Human Resources (HR) handled the company orientation involving the basics. The training department schedules the use of the company's technological systems and software usage.   Our departmental orientation consisted of standards in our groups, interfaces with other departments and  the Buddy System.

The actual work detail is worked out by the department manager who provides on-hands training for the new hire's responsibilities either by the previous incumbent or another same-function or level employee.   This experienced employee usually 'sits' with the new hire at his or her desk and goes over routine matters as well as functions of their new job.   This indoctrination can take place over a matter of hours or in an afternoon's time.

On that first reporting day, I would go to HR to meet the new employee, welcome him to our department and walk him  them back to his manager.    If the manager had already met the employee and brought him to the department, I would do the following:

1]  Stop by that first day, introduce yourself, wish her luck, and invite her to a department orientation set up for that same week.  Tell her you will pick her up and return her to the workspace - that will help relieve any worry about where and how to get there.   Reserve a conference room for the orientation meeting, whether there is only one or more, to keep distractions at a minimum.

2]  At the orientation, explain the basic functions of the department, and answer any questions that arise.  As an option, offer the new guy or girl the opportunity to participate in the Buddy System.  The Buddy would be one of a group of employees within the department who volunteer to aid the new person in her new position.   Almost all new hires accept the offer.

You will do the 'matching'  (by function, personality and experience) and introduce them, usually by invitation to have lunch with them.  The Buddy usually keeps close contact with the new hire for about a month; has lunch with him or her several times a week; and answers questions in person or by email or phone whenever the new hire needs it.   New employees usually have concerns over how long it will take to learn the job, if they are doing the job right, and who can they ask if they come to a standstill     The Buddy helps alleviate those concerns.
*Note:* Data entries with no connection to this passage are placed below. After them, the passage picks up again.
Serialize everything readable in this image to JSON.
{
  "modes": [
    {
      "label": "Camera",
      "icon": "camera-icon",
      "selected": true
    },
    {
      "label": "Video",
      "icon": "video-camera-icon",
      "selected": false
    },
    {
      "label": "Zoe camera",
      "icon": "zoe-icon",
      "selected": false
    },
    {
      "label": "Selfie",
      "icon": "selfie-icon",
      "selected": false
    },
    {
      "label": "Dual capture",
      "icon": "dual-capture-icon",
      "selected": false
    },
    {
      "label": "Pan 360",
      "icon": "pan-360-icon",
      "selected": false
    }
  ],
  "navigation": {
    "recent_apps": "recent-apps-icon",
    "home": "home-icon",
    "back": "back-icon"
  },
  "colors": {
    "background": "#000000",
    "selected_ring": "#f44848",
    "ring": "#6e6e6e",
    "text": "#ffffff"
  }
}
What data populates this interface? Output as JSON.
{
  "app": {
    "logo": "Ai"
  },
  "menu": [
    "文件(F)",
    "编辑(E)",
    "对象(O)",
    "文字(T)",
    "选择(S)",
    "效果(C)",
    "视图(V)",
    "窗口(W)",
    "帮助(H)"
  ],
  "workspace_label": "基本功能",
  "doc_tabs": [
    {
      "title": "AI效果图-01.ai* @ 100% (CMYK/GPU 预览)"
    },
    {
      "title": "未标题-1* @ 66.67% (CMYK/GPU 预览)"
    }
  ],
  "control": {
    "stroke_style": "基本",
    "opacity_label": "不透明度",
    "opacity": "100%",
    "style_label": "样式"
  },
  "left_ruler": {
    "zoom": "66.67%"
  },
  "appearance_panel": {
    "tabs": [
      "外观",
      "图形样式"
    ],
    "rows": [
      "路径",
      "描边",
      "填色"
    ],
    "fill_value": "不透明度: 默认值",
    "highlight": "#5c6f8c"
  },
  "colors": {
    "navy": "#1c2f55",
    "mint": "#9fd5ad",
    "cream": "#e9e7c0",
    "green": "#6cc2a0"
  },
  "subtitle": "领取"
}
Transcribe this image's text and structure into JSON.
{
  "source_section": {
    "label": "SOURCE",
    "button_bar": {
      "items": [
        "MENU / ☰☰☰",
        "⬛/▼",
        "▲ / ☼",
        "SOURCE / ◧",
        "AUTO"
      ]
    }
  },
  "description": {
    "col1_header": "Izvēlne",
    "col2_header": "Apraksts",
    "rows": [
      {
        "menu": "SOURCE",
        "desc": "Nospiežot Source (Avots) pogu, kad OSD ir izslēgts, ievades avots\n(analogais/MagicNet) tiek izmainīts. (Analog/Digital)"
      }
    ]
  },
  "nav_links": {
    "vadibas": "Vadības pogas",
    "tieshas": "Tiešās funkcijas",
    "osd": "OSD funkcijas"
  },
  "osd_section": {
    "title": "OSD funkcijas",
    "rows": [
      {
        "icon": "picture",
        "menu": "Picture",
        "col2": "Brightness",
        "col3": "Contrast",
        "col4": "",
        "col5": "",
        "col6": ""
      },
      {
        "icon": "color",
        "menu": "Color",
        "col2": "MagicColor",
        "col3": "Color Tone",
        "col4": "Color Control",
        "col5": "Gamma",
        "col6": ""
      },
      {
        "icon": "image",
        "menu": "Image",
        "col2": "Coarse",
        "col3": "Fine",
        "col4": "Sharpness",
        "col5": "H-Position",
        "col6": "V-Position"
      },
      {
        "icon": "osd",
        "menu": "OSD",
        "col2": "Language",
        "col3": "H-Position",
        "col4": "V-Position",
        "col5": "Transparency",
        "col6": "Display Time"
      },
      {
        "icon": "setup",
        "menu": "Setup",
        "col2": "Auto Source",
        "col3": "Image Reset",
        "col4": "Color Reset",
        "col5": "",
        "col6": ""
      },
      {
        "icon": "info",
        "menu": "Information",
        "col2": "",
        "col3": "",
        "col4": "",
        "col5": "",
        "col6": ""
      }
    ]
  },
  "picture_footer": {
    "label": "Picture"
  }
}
This system is great and highly recommended.   I  never had to interefere if a new hire relied too much on the Buddy.   Most of the questions asked  are on software issues, company questions or organizational levels. In many instances, the Buddy and new employee ended up being work buddies.

3]   Introduce her or him to the Training Department who will set up training for introduction to PC programs, software, phones, and other office machines.

4]  As administrator of career opportunities, I maintained a specialized department website with links to current projects and/or issues or commonly asked Q&A and an employee orientation link.  If your department has one, show the newcomer how to access it.   I kept all employees up to date on changes in personnel or revisions to procedures in the office, as well as resources and career opportunities, suggestions from them and/or comments on existing policies. This was well received and utilized,  and is an excellent resource for new persons.   Suggest that he keep a notebook of questions.

5]  Follow-up with the new employee at least once a week to make sure that the Buddy and he have connected and it is working. Sometimes job responsibilities keep a Buddy from being available; make adjustments if necessary.    Go over the notebook of questions and either help him or refer him to the right source.

6]  It is the rule of thumb that it takes about 6 months for a new person to feel comfortable and productive in their job.   These suggestions will help him or her feel more confident in learning their new job.

Marie Coppola   © Revised April 2015